OTTAWA – The pace of inflation picked up in January as the consumer price index rose 1.5 per cent compared with a year ago, driven higher mostly by increases in electricity and gasoline prices.
Statistics Canada said Friday the gain compared with a uptick of 1.2 per cent in December, while the Bank of Canada’s core index, which excludes some of the most volatile items, was up 1.4 per cent for January after posting a gain of 1.3 per cent in December.
Economists had expected a gain of 1.3 per cent for both the consumer price index and the central bank’s core index, according to Thomson Reuters.
Seven of the eight major components of the consumer price index were up from a year ago. In addition to higher shelter costs which increased 2.1 per cent compared with a year ago, a 2.0 per cent increase in transportation costs and a 1.1 per cent increase in food prices contributed the most to the rise.
Excluding food and energy prices, the consumer price index was up 1.2 per cent compared with a year ago.
The Bank of Canada has raised concerns that persistent low inflation may be a sign of weakness in the economy. The central bank has forecast that inflation will likely reach the two per cent mark in about two years.
Contributing to the higher shelter costs for January were an increase in electricity prices which were up 4.7 per cent compared with a year ago, while rents climbed 1.6 per cent and home and mortgage insurance costs rose 5.4 per cent. Mortgage interest costs decreased 0.6 per cent on a year-over-year basis, the smallest decline since May 2012.
Contributing to the higher transportation costs was a 4.6 per cent rise in gasoline prices. Food prices climbed 1.1 per cent with prices for food from stores up 1.0 per cent and food in restaurants up 1.3 per cent.

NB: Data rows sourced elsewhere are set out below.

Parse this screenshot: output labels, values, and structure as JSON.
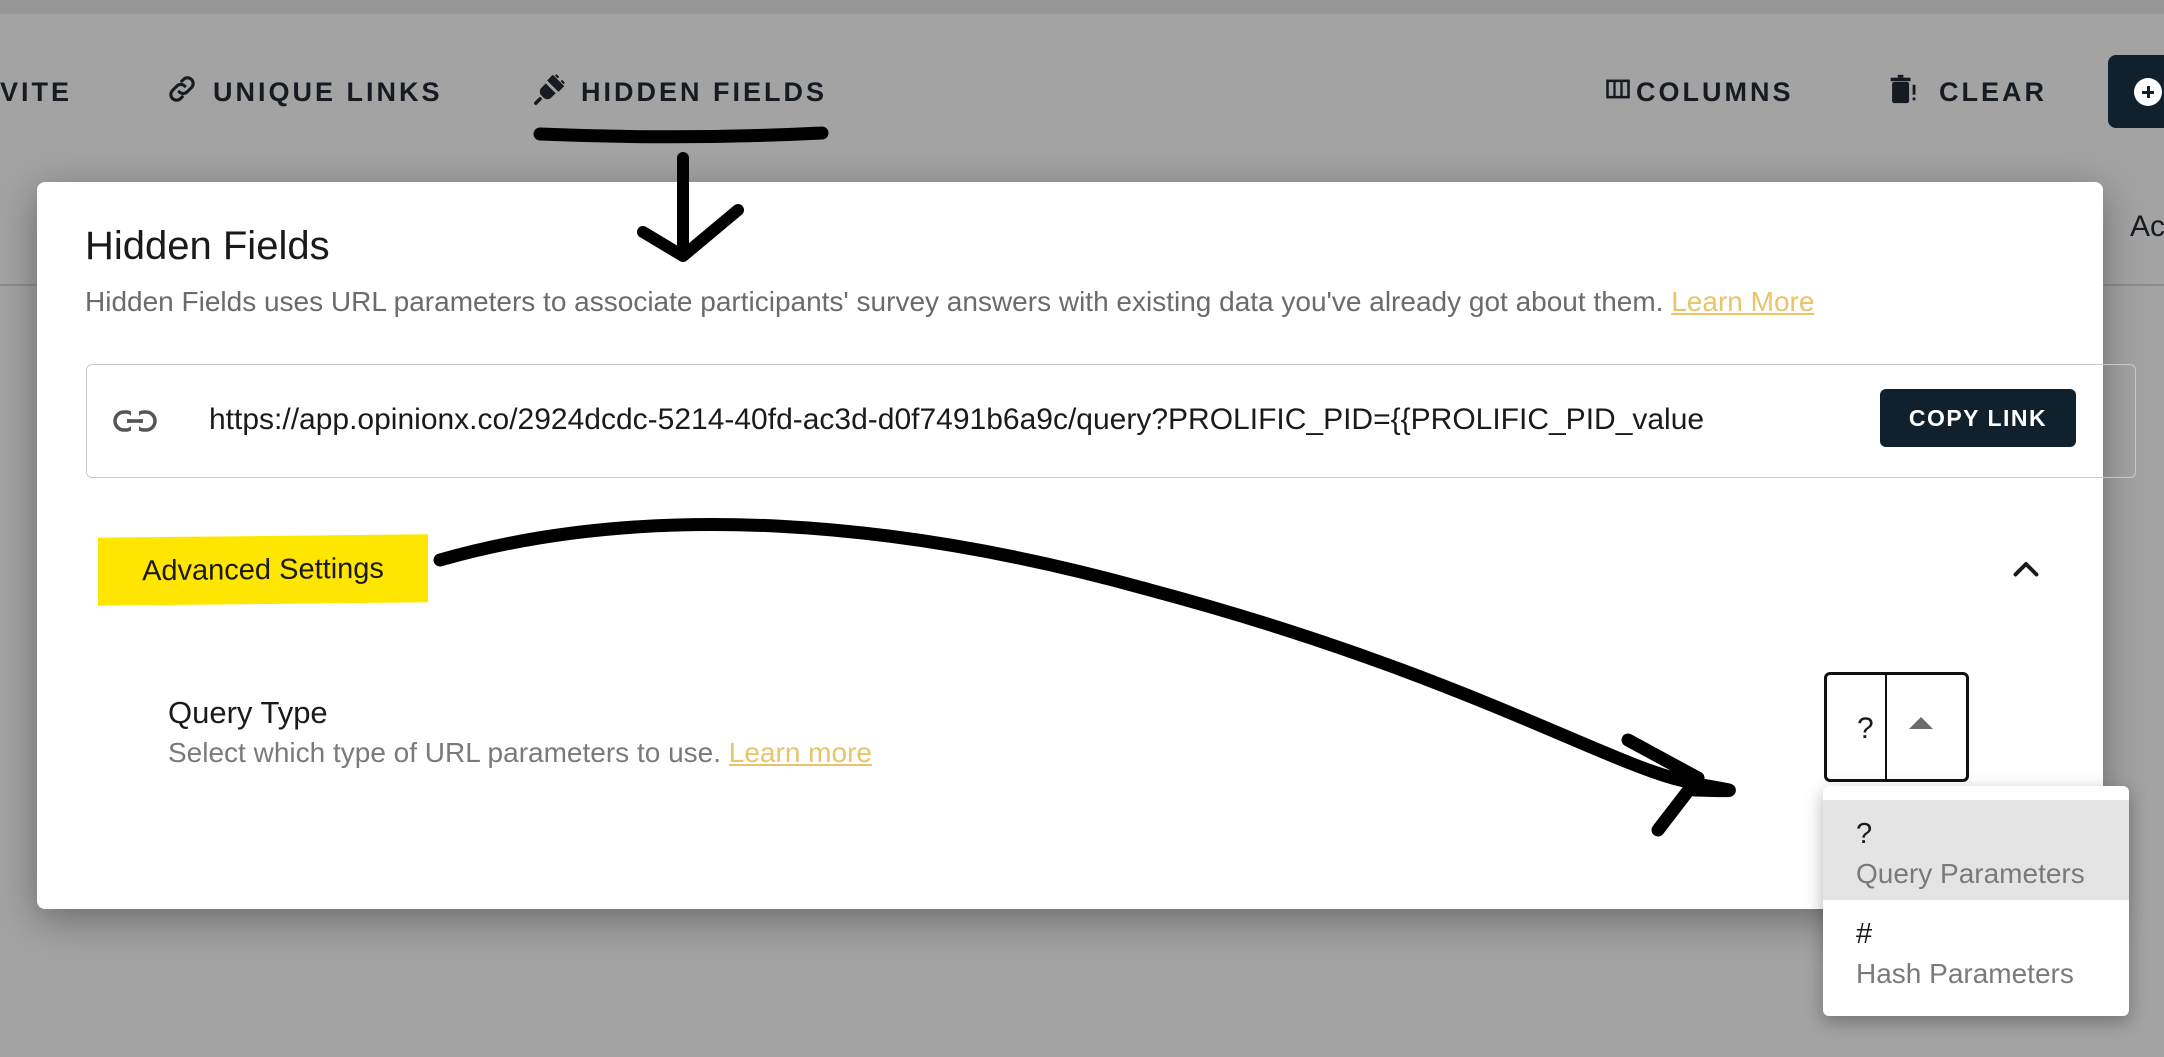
{
  "toolbar": {
    "invite_label": "VITE",
    "unique_links_label": "UNIQUE LINKS",
    "hidden_fields_label": "HIDDEN FIELDS",
    "columns_label": "COLUMNS",
    "clear_label": "CLEAR",
    "actions_partial": "Ac"
  },
  "modal": {
    "title": "Hidden Fields",
    "description": "Hidden Fields uses URL parameters to associate participants' survey answers with existing data you've already got about them.",
    "learn_more_label": "Learn More",
    "link_url": "https://app.opinionx.co/2924dcdc-5214-40fd-ac3d-d0f7491b6a9c/query?PROLIFIC_PID={{PROLIFIC_PID_value",
    "copy_link_label": "COPY LINK",
    "advanced_settings_label": "Advanced Settings",
    "query_type": {
      "title": "Query Type",
      "description": "Select which type of URL parameters to use.",
      "learn_more_label": "Learn more",
      "selected_value": "?",
      "options": [
        {
          "symbol": "?",
          "label": "Query Parameters",
          "selected": true
        },
        {
          "symbol": "#",
          "label": "Hash Parameters",
          "selected": false
        }
      ]
    }
  },
  "colors": {
    "accent_dark": "#11202d",
    "link_yellow": "#e8c46a",
    "highlight": "#ffe600"
  },
  "icons": {
    "unique_links": "link-icon",
    "hidden_fields": "plug-icon",
    "columns": "columns-icon",
    "clear": "trash-icon",
    "add": "plus-circle-icon",
    "url_field": "link-icon",
    "advanced_toggle": "chevron-up-icon",
    "select_caret": "caret-up-icon"
  }
}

The health and personal care index the only major component to post a decline as it dropped 0.2 per cent compared with a year ago.
By province, the pace of inflation picked up in six provinces compared with December led by an increase of 2.7 per cent in Alberta compared with a 2.1 per cent gain in December. Inflation slowed in New Brunswick to 1.6 per cent compared with 1.9 per cent in December.
B.C. saw no year-over-change in the consumer price index for the second consecutive month.
On a month-over-month basis, the consumer price index increased 0.3 in January from December before seasonal adjustments, but increased 0.2 per cent from December with seasonal adjustments.